-- PROVIDED ENTRIES follows --
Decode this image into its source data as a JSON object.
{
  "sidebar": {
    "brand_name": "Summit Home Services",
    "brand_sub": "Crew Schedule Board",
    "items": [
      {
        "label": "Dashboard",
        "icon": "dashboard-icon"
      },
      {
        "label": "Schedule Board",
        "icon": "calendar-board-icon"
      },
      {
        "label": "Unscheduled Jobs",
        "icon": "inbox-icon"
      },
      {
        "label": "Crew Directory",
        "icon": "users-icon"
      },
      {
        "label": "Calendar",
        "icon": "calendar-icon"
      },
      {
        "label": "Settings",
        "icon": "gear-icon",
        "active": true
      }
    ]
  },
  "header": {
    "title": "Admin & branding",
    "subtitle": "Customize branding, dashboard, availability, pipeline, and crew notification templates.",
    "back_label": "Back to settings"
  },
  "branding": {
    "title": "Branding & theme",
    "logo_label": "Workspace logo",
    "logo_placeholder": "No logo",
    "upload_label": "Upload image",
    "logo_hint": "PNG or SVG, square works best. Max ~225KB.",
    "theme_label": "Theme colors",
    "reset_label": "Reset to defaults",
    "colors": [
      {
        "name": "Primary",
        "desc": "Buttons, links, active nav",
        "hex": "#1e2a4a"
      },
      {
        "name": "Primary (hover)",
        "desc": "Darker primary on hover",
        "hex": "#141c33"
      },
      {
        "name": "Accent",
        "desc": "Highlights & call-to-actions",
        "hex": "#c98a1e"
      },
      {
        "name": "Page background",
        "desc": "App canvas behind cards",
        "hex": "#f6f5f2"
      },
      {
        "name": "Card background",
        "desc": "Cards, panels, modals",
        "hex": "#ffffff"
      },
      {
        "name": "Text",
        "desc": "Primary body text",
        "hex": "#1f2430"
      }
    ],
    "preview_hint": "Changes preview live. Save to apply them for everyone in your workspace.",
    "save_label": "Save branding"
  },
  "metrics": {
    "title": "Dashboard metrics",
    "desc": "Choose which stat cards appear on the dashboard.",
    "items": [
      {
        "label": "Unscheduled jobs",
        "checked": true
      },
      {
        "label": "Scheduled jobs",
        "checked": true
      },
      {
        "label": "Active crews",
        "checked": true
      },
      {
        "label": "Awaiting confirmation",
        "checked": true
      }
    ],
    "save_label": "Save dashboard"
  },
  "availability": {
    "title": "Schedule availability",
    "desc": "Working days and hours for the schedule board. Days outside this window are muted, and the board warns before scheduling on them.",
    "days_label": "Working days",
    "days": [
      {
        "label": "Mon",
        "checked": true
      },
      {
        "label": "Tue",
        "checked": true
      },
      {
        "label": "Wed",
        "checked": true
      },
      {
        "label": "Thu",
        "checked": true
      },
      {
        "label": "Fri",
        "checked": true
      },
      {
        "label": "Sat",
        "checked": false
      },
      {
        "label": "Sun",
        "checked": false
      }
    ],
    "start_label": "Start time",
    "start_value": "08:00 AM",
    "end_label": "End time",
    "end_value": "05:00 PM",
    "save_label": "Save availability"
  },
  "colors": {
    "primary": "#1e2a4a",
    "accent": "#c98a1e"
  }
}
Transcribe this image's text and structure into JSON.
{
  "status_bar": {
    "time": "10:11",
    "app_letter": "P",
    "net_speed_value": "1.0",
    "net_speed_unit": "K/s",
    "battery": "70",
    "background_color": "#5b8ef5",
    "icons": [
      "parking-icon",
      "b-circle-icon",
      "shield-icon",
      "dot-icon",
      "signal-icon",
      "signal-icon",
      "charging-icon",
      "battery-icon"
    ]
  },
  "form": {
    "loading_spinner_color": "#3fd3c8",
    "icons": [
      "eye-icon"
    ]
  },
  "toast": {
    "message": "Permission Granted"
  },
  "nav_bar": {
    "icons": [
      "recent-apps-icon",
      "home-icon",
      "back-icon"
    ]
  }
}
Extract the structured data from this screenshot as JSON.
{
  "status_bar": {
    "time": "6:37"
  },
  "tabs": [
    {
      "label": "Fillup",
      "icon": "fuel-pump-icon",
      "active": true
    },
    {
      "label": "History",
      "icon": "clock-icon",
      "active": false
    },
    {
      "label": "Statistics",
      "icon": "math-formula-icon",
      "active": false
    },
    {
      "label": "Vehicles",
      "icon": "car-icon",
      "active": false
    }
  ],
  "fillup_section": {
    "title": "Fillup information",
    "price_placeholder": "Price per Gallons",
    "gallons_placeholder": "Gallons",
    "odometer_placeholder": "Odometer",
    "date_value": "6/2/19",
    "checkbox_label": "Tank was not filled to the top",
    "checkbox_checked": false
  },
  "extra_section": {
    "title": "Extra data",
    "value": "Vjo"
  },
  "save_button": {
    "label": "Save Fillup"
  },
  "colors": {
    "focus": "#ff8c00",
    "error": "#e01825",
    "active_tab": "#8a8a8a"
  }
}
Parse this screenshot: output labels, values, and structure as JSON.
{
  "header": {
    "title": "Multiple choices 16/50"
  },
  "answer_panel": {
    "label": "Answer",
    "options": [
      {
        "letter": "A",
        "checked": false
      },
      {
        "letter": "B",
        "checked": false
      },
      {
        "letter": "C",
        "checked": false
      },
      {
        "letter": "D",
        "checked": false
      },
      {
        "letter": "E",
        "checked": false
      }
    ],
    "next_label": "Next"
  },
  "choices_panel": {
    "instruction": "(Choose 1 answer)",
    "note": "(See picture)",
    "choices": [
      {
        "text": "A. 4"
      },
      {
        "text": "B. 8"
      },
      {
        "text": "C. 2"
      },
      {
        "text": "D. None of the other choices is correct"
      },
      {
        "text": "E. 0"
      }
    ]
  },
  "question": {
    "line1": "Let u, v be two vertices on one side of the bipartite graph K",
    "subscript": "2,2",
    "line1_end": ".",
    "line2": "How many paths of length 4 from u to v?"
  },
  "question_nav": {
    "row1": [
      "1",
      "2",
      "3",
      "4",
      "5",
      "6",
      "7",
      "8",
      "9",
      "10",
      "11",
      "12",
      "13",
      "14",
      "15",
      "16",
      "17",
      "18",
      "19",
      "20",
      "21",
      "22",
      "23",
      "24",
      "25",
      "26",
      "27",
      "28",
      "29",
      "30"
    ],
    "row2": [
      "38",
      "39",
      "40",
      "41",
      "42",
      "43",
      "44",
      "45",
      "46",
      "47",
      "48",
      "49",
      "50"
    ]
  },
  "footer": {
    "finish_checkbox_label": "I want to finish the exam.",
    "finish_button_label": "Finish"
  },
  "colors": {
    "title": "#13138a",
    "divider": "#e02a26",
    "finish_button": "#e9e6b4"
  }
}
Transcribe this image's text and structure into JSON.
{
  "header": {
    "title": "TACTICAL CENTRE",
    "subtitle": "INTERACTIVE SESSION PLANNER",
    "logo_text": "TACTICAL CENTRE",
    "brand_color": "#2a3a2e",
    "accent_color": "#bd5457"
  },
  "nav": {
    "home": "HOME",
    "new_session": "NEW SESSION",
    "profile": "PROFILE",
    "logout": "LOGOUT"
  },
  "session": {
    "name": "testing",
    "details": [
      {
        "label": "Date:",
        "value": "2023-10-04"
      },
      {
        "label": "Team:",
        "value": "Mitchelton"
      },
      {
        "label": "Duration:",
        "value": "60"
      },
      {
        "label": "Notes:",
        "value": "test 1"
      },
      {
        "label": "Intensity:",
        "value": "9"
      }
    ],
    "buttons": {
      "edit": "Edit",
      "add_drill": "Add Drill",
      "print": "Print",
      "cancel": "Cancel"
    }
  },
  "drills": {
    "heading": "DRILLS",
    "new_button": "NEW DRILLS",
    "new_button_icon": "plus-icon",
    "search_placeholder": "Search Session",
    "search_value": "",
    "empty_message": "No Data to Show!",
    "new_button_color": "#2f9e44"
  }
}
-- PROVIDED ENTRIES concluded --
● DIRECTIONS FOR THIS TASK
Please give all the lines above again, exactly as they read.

● RESPONSE BOX
Decode this image into its source data as a JSON object.
{
  "sidebar": {
    "brand_name": "Summit Home Services",
    "brand_sub": "Crew Schedule Board",
    "items": [
      {
        "label": "Dashboard",
        "icon": "dashboard-icon"
      },
      {
        "label": "Schedule Board",
        "icon": "calendar-board-icon"
      },
      {
        "label": "Unscheduled Jobs",
        "icon": "inbox-icon"
      },
      {
        "label": "Crew Directory",
        "icon": "users-icon"
      },
      {
        "label": "Calendar",
        "icon": "calendar-icon"
      },
      {
        "label": "Settings",
        "icon": "gear-icon",
        "active": true
      }
    ]
  },
  "header": {
    "title": "Admin & branding",
    "subtitle": "Customize branding, dashboard, availability, pipeline, and crew notification templates.",
    "back_label": "Back to settings"
  },
  "branding": {
    "title": "Branding & theme",
    "logo_label": "Workspace logo",
    "logo_placeholder": "No logo",
    "upload_label": "Upload image",
    "logo_hint": "PNG or SVG, square works best. Max ~225KB.",
    "theme_label": "Theme colors",
    "reset_label": "Reset to defaults",
    "colors": [
      {
        "name": "Primary",
        "desc": "Buttons, links, active nav",
        "hex": "#1e2a4a"
      },
      {
        "name": "Primary (hover)",
        "desc": "Darker primary on hover",
        "hex": "#141c33"
      },
      {
        "name": "Accent",
        "desc": "Highlights & call-to-actions",
        "hex": "#c98a1e"
      },
      {
        "name": "Page background",
        "desc": "App canvas behind cards",
        "hex": "#f6f5f2"
      },
      {
        "name": "Card background",
        "desc": "Cards, panels, modals",
        "hex": "#ffffff"
      },
      {
        "name": "Text",
        "desc": "Primary body text",
        "hex": "#1f2430"
      }
    ],
    "preview_hint": "Changes preview live. Save to apply them for everyone in your workspace.",
    "save_label": "Save branding"
  },
  "metrics": {
    "title": "Dashboard metrics",
    "desc": "Choose which stat cards appear on the dashboard.",
    "items": [
      {
        "label": "Unscheduled jobs",
        "checked": true
      },
      {
        "label": "Scheduled jobs",
        "checked": true
      },
      {
        "label": "Active crews",
        "checked": true
      },
      {
        "label": "Awaiting confirmation",
        "checked": true
      }
    ],
    "save_label": "Save dashboard"
  },
  "availability": {
    "title": "Schedule availability",
    "desc": "Working days and hours for the schedule board. Days outside this window are muted, and the board warns before scheduling on them.",
    "days_label": "Working days",
    "days": [
      {
        "label": "Mon",
        "checked": true
      },
      {
        "label": "Tue",
        "checked": true
      },
      {
        "label": "Wed",
        "checked": true
      },
      {
        "label": "Thu",
        "checked": true
      },
      {
        "label": "Fri",
        "checked": true
      },
      {
        "label": "Sat",
        "checked": false
      },
      {
        "label": "Sun",
        "checked": false
      }
    ],
    "start_label": "Start time",
    "start_value": "08:00 AM",
    "end_label": "End time",
    "end_value": "05:00 PM",
    "save_label": "Save availability"
  },
  "colors": {
    "primary": "#1e2a4a",
    "accent": "#c98a1e"
  }
}
Transcribe this image's text and structure into JSON.
{
  "status_bar": {
    "time": "10:11",
    "app_letter": "P",
    "net_speed_value": "1.0",
    "net_speed_unit": "K/s",
    "battery": "70",
    "background_color": "#5b8ef5",
    "icons": [
      "parking-icon",
      "b-circle-icon",
      "shield-icon",
      "dot-icon",
      "signal-icon",
      "signal-icon",
      "charging-icon",
      "battery-icon"
    ]
  },
  "form": {
    "loading_spinner_color": "#3fd3c8",
    "icons": [
      "eye-icon"
    ]
  },
  "toast": {
    "message": "Permission Granted"
  },
  "nav_bar": {
    "icons": [
      "recent-apps-icon",
      "home-icon",
      "back-icon"
    ]
  }
}
Extract the structured data from this screenshot as JSON.
{
  "status_bar": {
    "time": "6:37"
  },
  "tabs": [
    {
      "label": "Fillup",
      "icon": "fuel-pump-icon",
      "active": true
    },
    {
      "label": "History",
      "icon": "clock-icon",
      "active": false
    },
    {
      "label": "Statistics",
      "icon": "math-formula-icon",
      "active": false
    },
    {
      "label": "Vehicles",
      "icon": "car-icon",
      "active": false
    }
  ],
  "fillup_section": {
    "title": "Fillup information",
    "price_placeholder": "Price per Gallons",
    "gallons_placeholder": "Gallons",
    "odometer_placeholder": "Odometer",
    "date_value": "6/2/19",
    "checkbox_label": "Tank was not filled to the top",
    "checkbox_checked": false
  },
  "extra_section": {
    "title": "Extra data",
    "value": "Vjo"
  },
  "save_button": {
    "label": "Save Fillup"
  },
  "colors": {
    "focus": "#ff8c00",
    "error": "#e01825",
    "active_tab": "#8a8a8a"
  }
}
Parse this screenshot: output labels, values, and structure as JSON.
{
  "header": {
    "title": "Multiple choices 16/50"
  },
  "answer_panel": {
    "label": "Answer",
    "options": [
      {
        "letter": "A",
        "checked": false
      },
      {
        "letter": "B",
        "checked": false
      },
      {
        "letter": "C",
        "checked": false
      },
      {
        "letter": "D",
        "checked": false
      },
      {
        "letter": "E",
        "checked": false
      }
    ],
    "next_label": "Next"
  },
  "choices_panel": {
    "instruction": "(Choose 1 answer)",
    "note": "(See picture)",
    "choices": [
      {
        "text": "A. 4"
      },
      {
        "text": "B. 8"
      },
      {
        "text": "C. 2"
      },
      {
        "text": "D. None of the other choices is correct"
      },
      {
        "text": "E. 0"
      }
    ]
  },
  "question": {
    "line1": "Let u, v be two vertices on one side of the bipartite graph K",
    "subscript": "2,2",
    "line1_end": ".",
    "line2": "How many paths of length 4 from u to v?"
  },
  "question_nav": {
    "row1": [
      "1",
      "2",
      "3",
      "4",
      "5",
      "6",
      "7",
      "8",
      "9",
      "10",
      "11",
      "12",
      "13",
      "14",
      "15",
      "16",
      "17",
      "18",
      "19",
      "20",
      "21",
      "22",
      "23",
      "24",
      "25",
      "26",
      "27",
      "28",
      "29",
      "30"
    ],
    "row2": [
      "38",
      "39",
      "40",
      "41",
      "42",
      "43",
      "44",
      "45",
      "46",
      "47",
      "48",
      "49",
      "50"
    ]
  },
  "footer": {
    "finish_checkbox_label": "I want to finish the exam.",
    "finish_button_label": "Finish"
  },
  "colors": {
    "title": "#13138a",
    "divider": "#e02a26",
    "finish_button": "#e9e6b4"
  }
}
Transcribe this image's text and structure into JSON.
{
  "header": {
    "title": "TACTICAL CENTRE",
    "subtitle": "INTERACTIVE SESSION PLANNER",
    "logo_text": "TACTICAL CENTRE",
    "brand_color": "#2a3a2e",
    "accent_color": "#bd5457"
  },
  "nav": {
    "home": "HOME",
    "new_session": "NEW SESSION",
    "profile": "PROFILE",
    "logout": "LOGOUT"
  },
  "session": {
    "name": "testing",
    "details": [
      {
        "label": "Date:",
        "value": "2023-10-04"
      },
      {
        "label": "Team:",
        "value": "Mitchelton"
      },
      {
        "label": "Duration:",
        "value": "60"
      },
      {
        "label": "Notes:",
        "value": "test 1"
      },
      {
        "label": "Intensity:",
        "value": "9"
      }
    ],
    "buttons": {
      "edit": "Edit",
      "add_drill": "Add Drill",
      "print": "Print",
      "cancel": "Cancel"
    }
  },
  "drills": {
    "heading": "DRILLS",
    "new_button": "NEW DRILLS",
    "new_button_icon": "plus-icon",
    "search_placeholder": "Search Session",
    "search_value": "",
    "empty_message": "No Data to Show!",
    "new_button_color": "#2f9e44"
  }
}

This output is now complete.